*Task objective:* Print out the records in full, keeping each word unchanged.

*Material for this task:*
══════════════════════════════
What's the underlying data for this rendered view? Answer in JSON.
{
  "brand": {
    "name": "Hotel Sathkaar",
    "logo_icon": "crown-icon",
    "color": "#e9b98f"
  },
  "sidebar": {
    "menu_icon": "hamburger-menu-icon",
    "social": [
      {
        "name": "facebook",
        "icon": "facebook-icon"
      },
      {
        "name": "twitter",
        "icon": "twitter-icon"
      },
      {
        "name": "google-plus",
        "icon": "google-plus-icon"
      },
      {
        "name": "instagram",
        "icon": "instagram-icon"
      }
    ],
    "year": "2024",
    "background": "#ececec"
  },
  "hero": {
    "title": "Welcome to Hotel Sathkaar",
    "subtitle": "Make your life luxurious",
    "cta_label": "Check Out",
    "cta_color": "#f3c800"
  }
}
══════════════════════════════
*Solution to the problem:*
What's the underlying data for this rendered view? Answer in JSON.
{
  "brand": {
    "name": "Hotel Sathkaar",
    "logo_icon": "crown-icon",
    "color": "#e9b98f"
  },
  "sidebar": {
    "menu_icon": "hamburger-menu-icon",
    "social": [
      {
        "name": "facebook",
        "icon": "facebook-icon"
      },
      {
        "name": "twitter",
        "icon": "twitter-icon"
      },
      {
        "name": "google-plus",
        "icon": "google-plus-icon"
      },
      {
        "name": "instagram",
        "icon": "instagram-icon"
      }
    ],
    "year": "2024",
    "background": "#ececec"
  },
  "hero": {
    "title": "Welcome to Hotel Sathkaar",
    "subtitle": "Make your life luxurious",
    "cta_label": "Check Out",
    "cta_color": "#f3c800"
  }
}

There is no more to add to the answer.